It makes sense that November, which kicks off our feasting season, is also National Diabetes Month. It’s easy to gain weight over the holidays, and being overweight is one of the top two risks (the other is lack of exercise) for developing Type 2 diabetes, which is growing at an epidemic rate. Fattening diets of sodas and processed foods—high in added sugars and fats and low in fiber—have long been linked to diabetes, but another possible risk factor was recently identified: the plastic chemical Bisphenol-A (BPA), which leaches from the linings of food cans and from polycarbonate (#7) bottles, and has been found in the bodies of 95% of Americans tested.
In two recent studies, one on human adults in 2008 and one on pregnant mice and their offspring this year, higher exposures to BPA have been associated with diabetes. In the human study, those with most BPA in their urine were also more likely to have cardiovascular disease—which goes hand-in-hand with diabetes.
Now a new study has found BPA in 60% of the canned and plastic-packaged foods tested. The authors, including Dr. Arnold Schechter of the University of Texas School of Public Health and Dr. Linda Birnbaum, director of the National Institute of Environmental Health Studies, concluded that “food packaging systematically causes the occurrence of BPA in foods.” (For an excellent summary in Science News, click here.)
What You Can Do
First of all, don’t panic. You don’t have to radically rearrange your lifestyle and avoid canned or processed foods altogether. Levels found in the packaged foods tested in the University of Texas study mentioned above did not exceed the EPA’s current recommended daily limit, researchers said. However, because we are exposed to BPA through many other sources, including polycarbonate (#7) plastic food and drink containers and the coatings on store receipts, it’s worthwhile to choose less risky alternatives when possible.
Simple diet and lifestyle shifts can keep you and your family diabetes-free. Eat whole foods, such as brown rather than white rice, and lots of fresh fruits and vegetables. This Thanksgiving, you can choose fresh cranberries and pumpkin instead of canned and skip a possible dose of BPA. (Give diabetes another kick by taking a half-hour walk after dinner.)
No time to convert pumpkin innards into pie?

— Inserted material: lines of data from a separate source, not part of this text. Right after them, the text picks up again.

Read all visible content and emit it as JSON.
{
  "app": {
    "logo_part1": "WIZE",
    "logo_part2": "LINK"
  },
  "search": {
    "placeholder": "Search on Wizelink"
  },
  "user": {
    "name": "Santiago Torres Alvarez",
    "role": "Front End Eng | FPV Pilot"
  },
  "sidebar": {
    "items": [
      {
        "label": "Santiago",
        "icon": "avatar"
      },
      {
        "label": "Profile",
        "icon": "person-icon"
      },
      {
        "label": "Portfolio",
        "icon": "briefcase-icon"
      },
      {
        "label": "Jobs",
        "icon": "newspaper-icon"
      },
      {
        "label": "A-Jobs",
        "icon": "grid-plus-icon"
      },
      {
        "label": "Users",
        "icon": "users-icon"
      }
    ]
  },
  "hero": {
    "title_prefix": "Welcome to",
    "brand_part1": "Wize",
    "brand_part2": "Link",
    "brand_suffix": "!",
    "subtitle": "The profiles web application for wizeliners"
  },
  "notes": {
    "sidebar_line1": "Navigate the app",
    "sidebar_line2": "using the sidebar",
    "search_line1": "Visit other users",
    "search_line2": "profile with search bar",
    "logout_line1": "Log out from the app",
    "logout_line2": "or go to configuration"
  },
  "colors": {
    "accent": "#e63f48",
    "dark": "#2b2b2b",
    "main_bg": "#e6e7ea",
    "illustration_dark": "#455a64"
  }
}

You can find pureed pumpkin in glass jars or in cans from companies who assure they don’t use BPA. For BPA-free ideas and a pumpkin pie recipe, click here.
Got a question about BPA or safe plastics? Leave a comment below, and I’ll reply post haste! And send me your other econundrums here—you might see the answer in an upcoming issue.
Mindy Pennybacker is Whole Living’s “Econundrums” columnist. See her answers to reader questions and ask your own here. She is also editor of GreenerPenny.com and author of Do One Green Thing: Saving the Earth Through Simple, Everyday Choices.